> _Data excerpts_
--------
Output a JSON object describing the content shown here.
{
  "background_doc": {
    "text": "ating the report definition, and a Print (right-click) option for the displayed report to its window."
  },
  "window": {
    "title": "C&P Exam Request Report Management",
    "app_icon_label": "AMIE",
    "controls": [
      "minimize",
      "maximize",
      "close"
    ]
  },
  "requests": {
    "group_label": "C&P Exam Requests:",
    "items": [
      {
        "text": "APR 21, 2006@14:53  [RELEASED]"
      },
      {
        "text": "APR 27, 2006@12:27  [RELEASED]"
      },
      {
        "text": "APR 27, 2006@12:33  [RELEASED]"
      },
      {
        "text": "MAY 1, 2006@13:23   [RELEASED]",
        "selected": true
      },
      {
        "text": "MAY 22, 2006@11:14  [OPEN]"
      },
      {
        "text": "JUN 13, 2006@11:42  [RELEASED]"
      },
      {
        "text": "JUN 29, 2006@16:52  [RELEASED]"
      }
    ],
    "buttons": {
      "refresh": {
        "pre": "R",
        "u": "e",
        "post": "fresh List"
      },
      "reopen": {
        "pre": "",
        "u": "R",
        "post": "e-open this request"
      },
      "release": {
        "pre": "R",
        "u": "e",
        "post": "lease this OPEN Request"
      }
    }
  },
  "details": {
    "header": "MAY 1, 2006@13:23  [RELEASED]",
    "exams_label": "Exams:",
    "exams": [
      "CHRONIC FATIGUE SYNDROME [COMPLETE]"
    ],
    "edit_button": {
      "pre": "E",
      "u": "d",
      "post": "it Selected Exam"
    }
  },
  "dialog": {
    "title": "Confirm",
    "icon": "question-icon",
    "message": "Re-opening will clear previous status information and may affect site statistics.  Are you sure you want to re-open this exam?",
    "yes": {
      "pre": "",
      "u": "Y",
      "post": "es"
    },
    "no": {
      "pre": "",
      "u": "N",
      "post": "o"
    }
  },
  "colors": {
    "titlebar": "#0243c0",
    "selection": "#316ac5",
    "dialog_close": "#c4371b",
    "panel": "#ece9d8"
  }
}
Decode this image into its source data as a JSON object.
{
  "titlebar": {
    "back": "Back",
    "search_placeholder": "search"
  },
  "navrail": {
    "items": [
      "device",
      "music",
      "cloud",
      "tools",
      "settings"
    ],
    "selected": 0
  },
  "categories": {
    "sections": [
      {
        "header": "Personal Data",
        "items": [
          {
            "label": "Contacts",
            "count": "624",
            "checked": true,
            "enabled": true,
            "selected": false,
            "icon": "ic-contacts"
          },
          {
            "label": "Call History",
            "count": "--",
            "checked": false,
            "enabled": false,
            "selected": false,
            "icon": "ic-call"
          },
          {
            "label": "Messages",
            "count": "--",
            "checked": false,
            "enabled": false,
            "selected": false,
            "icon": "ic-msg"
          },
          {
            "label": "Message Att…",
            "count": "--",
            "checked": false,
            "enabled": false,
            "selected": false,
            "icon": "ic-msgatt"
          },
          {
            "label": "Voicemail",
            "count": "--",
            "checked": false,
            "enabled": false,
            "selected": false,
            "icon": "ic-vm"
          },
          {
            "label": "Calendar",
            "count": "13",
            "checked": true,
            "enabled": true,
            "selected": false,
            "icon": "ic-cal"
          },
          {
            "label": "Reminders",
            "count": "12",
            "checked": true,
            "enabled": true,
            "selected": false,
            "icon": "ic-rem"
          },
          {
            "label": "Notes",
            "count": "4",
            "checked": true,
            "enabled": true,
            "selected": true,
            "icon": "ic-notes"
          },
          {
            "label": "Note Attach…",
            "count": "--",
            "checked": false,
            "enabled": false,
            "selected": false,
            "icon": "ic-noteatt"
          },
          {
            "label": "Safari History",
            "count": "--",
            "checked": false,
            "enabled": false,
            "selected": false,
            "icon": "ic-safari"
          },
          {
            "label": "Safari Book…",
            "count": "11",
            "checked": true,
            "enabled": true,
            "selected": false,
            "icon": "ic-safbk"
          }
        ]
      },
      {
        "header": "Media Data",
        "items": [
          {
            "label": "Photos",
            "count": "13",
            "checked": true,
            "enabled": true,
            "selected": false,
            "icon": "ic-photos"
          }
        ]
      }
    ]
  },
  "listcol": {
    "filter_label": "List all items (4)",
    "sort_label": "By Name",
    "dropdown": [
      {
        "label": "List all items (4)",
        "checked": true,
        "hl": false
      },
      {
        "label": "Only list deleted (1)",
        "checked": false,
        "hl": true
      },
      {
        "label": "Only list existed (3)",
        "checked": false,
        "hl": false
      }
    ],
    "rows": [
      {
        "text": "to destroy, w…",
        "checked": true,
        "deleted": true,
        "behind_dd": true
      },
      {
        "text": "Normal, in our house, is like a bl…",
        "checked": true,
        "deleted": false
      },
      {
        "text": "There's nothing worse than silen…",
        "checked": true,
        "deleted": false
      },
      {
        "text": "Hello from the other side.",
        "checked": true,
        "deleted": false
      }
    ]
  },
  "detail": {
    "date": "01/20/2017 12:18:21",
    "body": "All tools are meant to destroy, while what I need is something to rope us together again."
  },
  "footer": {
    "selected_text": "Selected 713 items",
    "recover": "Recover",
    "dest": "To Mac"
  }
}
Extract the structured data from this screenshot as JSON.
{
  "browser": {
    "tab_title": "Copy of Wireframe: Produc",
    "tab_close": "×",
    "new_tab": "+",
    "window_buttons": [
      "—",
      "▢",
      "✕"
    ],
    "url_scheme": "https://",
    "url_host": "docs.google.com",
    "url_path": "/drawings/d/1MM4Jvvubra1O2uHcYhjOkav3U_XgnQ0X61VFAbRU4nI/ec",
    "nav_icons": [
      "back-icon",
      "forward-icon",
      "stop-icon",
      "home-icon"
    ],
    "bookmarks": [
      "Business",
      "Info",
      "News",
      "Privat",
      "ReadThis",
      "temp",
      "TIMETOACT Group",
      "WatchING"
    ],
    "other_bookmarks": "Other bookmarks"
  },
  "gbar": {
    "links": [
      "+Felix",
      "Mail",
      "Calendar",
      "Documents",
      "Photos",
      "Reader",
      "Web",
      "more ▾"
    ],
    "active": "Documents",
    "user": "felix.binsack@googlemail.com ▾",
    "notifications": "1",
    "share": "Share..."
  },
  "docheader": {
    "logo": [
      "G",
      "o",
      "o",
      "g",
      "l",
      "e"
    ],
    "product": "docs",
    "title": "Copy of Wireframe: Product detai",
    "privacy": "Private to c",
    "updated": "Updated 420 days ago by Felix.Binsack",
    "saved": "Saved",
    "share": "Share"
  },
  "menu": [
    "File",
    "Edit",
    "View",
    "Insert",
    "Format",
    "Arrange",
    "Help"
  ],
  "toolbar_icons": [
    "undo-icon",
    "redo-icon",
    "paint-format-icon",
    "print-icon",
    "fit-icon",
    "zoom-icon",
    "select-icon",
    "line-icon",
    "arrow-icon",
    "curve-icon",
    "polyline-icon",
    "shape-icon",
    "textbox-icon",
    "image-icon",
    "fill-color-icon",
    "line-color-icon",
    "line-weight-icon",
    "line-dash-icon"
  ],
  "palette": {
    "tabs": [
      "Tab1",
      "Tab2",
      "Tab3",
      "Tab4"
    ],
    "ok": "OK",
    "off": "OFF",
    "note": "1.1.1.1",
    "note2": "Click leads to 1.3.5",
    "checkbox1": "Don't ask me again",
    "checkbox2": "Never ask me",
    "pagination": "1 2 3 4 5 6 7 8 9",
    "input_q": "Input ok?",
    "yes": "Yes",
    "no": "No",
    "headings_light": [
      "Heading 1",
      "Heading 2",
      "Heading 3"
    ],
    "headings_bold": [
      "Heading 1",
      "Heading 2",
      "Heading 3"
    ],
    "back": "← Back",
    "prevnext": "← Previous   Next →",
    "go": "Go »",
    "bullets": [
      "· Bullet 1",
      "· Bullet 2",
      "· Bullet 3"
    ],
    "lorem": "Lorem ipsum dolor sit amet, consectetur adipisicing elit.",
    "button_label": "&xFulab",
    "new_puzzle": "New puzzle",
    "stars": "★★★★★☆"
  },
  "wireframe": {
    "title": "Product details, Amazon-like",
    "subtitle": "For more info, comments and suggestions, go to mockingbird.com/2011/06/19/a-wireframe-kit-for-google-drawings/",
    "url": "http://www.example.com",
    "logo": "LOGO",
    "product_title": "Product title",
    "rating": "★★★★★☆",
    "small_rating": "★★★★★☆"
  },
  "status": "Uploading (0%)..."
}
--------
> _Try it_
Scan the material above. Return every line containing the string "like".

> _Task solution_
        "text": "Normal, in our house, is like a bl…",
    "title": "Product details, Amazon-like",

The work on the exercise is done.